Dropcam HDAs for the Dropcam HD? If you're using a LifeSheild system, you're better off snapping up a couple of its own security cameras, as those can also be monitored with any additional monthly fees. But as standalone devices, there's a lot to love about these guys. As the successor to a prior model, the HD still lacks any motorized functions, but in our discussions with the outfit, it's found those motors to be prone to failure in use. And given that these are typically monitored from afar, it's not exactly easy to "fix" a faulty motor from halfway around the world. To combat that, the HD touts a seriously wide-angle view, and for the price / simplicity of it all, we found the scope to be satisfactory given the price point.

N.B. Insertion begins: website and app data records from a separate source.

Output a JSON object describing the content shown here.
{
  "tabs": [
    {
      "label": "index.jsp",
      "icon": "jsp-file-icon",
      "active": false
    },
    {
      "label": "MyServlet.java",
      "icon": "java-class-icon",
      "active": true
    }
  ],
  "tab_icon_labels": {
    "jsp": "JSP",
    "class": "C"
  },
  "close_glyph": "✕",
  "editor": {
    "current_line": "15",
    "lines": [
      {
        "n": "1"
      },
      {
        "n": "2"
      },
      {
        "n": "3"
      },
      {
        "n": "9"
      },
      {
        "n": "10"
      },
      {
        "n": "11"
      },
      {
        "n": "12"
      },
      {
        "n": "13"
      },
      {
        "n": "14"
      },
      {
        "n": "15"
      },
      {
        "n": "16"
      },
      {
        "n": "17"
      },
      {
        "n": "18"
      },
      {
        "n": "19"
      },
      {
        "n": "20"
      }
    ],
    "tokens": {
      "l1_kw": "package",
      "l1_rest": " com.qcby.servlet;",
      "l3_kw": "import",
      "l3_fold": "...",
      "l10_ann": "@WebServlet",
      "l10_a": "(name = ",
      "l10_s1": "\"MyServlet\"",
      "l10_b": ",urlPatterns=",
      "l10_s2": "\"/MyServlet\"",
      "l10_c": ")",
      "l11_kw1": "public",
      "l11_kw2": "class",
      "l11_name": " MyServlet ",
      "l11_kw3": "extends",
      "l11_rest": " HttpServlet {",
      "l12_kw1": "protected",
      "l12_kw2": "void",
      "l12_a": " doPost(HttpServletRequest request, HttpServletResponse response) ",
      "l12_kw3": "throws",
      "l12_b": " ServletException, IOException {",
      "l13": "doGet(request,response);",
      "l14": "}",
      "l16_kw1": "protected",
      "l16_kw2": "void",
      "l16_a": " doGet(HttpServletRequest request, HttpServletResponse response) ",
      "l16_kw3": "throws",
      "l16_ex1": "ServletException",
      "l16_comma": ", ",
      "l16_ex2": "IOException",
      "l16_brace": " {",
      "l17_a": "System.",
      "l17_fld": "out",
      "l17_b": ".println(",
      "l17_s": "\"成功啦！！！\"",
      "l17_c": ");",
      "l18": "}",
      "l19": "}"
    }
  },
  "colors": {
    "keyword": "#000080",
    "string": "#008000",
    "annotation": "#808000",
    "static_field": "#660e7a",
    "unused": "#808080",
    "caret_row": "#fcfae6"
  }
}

Put simply, these are USB-powered 720p WiFi cameras, and they're shockingly easy to setup. It's actually comical how easy it is. I kept wondering what the mythical fourth step was, only to realize that you're totally done after plugging it into your Mac or PC, selecting a WiFi network and placing it wherever you want within range of your router. Once there, you can login to the account you'll create during setup in order to view however many Dropcam HD units that you've purchased. There's notification LED on each unit that'll glow in use, but the (beautifully appointed) web portal enables you to disable it in order to reduce the chances of someone noticing that you're recording a room. You can also set each unit up to email you when noise or motion is detected, and while there's no option yet, the company assures us that it's tweaked its software in order to have these alerts sent only during predetermined times (read: when you're away from home).
We also asked if there were any plans to ship a battery-powered unit (you know, in case of power failures), but the company seems to think that those overly concerned about outages could simply hook their Dropcams up to a UPS of some sort. After all, even a small USB battery pack could run one of these things for hours on end. You'll also notice that there's no way to set up text alerts; we're told that the outfit's relying heavily on email and push notifications in order to keep costs down, so make of that what you will. Other features en route? The ability to flip the view of the camera (enabling users to mount the camera sideways or upside-down), as well as an updated mobile app that'll support the capture of still frames.
Moreover, the cameras support night vision, digital zoom, encrypted video streams and DVR'ing of captures. Of course, only real-time viewing and email alerts are given out for free. $9.95 per month gets you cloud storage and seven days of DVR recording, while $29.95 per month adds the ability to record up to 30 days of full-motion HD video. At $149 a pop (shipping at the month's end), it's not as if these are cheap enough to be an impulse buy, but given just how simple they are to setup (and how easy they are to monitor), it's a highly recommended solution for those in the market.
I'd also like to point out that I could never justify that monthly monitoring fee as a general consumer, but I had a seven-day trial just to see how it worked. I knew I'd have a repairman in while I was hundreds of miles away, and the motion detection + capture allowed me to see when he entered and ensure that he only touched the pipes he was supposed to. Call me crazy, but it's really nice to be able to visually confirm that invited guests don't leave with more than they came with. Combine that with LifeShield's line-by-line confirmation of which doors were opened and at what time, and I felt like I was actually at the repair from the other side of the state. It really boils down to how much value you place on peace of mind.